The paper argues that, although NKCAP has been hailed as a successful model for sub-national offset projects, a careful analysis of the documentation relating to the project, combined with on-site interviews and research, indicates that the project has failed to meet its own claims to properly monitor and account for leakage (drivers of deforestation moving to another area), ensure additionality (proving that a specific forest area would not have remained standing without offset compensation), guarantee its permanence for the foreseeable future and provide adequate sustainable development opportunities for local communities. Despite over 10 million US dollars in financing and 12 years of operation, the model for sub-national REDD offsets has yet to produce real, measurable, reportable and verifiable emission reductions.

The paper makes the following recommendations.

  • In order to ensure that global temperature rise does not exceed two degrees Celsius, world leaders must agree to create a new global fund for forests at the Copenhagen climate change conference in December 2009.
  • All countries should participate in combating climate change by reducing transaction costs, ensuring the integrity of baselines and preventing leakage, non-additionality and impermanence.

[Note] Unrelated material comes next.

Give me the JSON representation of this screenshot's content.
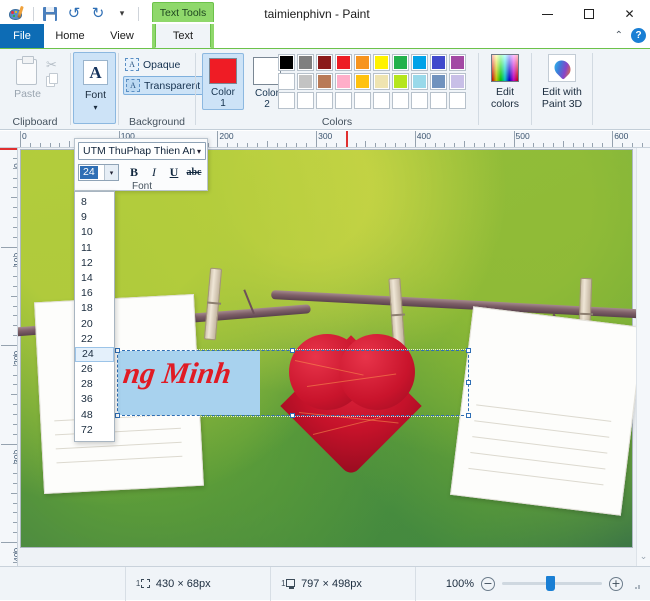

  • A REDD mechanism should ensure that benefits are equitably shared both among and within countries and reach those whose livelihoods depend on forests.